  • Review the invoice design. While it may be tempting to add some flare to your invoices, it's best to avoid this. Instead, focus on making the content clear, neat, and easy to understand. Your customers are more likely to make payments on time if they can interpret your invoices correctly.
  • Look into an invoicing tool. Invoicing doesn't need to be completed manually – especially today. There are many invoicing programs available to business owners that are simple to use and cost-effective. These programs will also make it easier to generate invoices, track and chase payments, issue reminders, and more.


Keep Track of Aging Invoices

Outstanding bills and unpaid invoices can have a significant impact on your company's cash flow. It's recommended to develop a system that helps you track which bills and invoices are currently outstanding and getting close to becoming overdue. Whether this information is stored in a spreadsheet or through accounting software, you must stay on top of these payments so you can have an accurate representation of your company's cash flow.


Who Cuts Your Checks?

Relationships are crucial both in and out of business, but have you ever considered building a connection with your accounts payable staff? Knowing the name and email address of the individual that cuts your checks is helpful as you'll get answers about where payments are and why they might be delayed.


Maintain and Uphold a Financial Cushion

Unexpected obstacles can occur at any time, meaning additional cash can be decreased when you least expect it. Because of this, it's worthwhile to consider maintaining a financial cushion so you're always prepared for the unexpected. Whether you have a business savings account that you contribute to each month or have opened a business line of credit, both are excellent options when it comes to maintaining your cash flow. Many of today's business owners utilize the two simultaneously. Combining a business savings account and business line of credit offers increased flexibility when it comes to expenses and unexpected hurdles.

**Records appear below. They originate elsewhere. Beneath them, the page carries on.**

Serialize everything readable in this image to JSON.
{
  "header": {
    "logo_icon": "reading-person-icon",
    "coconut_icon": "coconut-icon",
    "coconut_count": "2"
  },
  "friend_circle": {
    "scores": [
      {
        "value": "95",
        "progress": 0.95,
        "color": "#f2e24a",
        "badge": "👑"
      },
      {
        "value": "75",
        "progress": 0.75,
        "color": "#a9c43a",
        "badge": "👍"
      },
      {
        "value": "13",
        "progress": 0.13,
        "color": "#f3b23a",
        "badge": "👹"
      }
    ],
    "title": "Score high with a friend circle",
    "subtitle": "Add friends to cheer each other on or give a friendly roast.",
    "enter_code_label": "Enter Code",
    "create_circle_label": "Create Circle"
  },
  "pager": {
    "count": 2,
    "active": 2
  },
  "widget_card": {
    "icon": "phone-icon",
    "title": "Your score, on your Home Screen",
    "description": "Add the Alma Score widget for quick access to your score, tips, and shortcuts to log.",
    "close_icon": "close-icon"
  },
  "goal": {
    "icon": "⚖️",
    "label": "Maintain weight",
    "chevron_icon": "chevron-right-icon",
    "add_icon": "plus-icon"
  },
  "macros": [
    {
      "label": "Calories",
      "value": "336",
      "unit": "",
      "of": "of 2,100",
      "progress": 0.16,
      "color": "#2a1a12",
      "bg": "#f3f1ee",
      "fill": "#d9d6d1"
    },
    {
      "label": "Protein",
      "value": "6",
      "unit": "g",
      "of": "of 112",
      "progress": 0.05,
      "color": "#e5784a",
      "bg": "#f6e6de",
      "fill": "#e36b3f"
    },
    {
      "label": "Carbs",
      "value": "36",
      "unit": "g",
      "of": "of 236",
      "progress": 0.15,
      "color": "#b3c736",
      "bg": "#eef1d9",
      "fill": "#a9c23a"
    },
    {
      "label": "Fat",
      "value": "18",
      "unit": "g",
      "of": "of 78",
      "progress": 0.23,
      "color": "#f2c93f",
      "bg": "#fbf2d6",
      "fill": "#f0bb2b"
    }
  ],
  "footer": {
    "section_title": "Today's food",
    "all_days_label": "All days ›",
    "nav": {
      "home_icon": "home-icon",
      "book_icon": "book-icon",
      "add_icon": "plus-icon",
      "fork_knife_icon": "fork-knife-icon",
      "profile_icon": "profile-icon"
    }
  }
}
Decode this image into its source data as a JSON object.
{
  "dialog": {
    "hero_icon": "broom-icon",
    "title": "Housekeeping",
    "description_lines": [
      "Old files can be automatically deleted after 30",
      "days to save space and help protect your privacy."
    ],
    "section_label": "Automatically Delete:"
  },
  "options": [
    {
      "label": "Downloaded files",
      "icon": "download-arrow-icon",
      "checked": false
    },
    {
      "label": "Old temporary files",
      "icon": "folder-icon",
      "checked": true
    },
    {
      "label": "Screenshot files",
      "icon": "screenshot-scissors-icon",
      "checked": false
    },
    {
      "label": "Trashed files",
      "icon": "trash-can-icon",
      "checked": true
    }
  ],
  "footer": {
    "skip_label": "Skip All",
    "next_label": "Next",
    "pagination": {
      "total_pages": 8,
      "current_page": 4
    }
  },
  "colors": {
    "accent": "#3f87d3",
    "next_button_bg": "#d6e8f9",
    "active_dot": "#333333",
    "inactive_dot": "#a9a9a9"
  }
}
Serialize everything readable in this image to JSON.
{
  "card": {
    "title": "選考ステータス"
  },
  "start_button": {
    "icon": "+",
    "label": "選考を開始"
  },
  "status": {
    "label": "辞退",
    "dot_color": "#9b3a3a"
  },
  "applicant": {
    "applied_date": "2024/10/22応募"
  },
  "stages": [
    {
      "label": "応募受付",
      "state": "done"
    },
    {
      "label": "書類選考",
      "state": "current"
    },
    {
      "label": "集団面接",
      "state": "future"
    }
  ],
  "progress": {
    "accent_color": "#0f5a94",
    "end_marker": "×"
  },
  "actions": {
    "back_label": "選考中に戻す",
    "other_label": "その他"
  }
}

Formulate an Evolutionary Growth Strategy

You must consider the growth of your business when reviewing cash flow, as rapid growth can result in cash flow issues. While it's recommended to avoid shying away from growth opportunities, taking time to look at the big picture before deciding is best. It's essential to utilize your cash flow forecast to pinpoint any potential obstacles and determine whether you have the means to overcome them by choosing to move forward with a growth opportunity.


Maximize Your Company's Growth Today

Owning a business can be difficult – especially if you're not familiar with best practices and ways to maximize your company's growth. Regularly monitoring your business's cash flow will help you prepare for unexpected obstacles and make it easier to overcome them. If you're ready to make moves to help your business take off, schedule an appointment with an experienced business planning professional at Affiance Financial now.


Please Note: There are no assurances that the content made reference to directly or indirectly in this blog post will be profitable, or suitable for your individual situation, or prove successful. Due to various factors, including changing conditions, the content is only reflective of current opinions or positions and is subject to change at any time and without notice. Moreover, you should not assume that this article serves as the receipt of, or as a substitute for, personalized investment advice from Affiance Financial. Please remember to contact Affiance Financial if there are any changes in your personal/financial situation or investment objectives.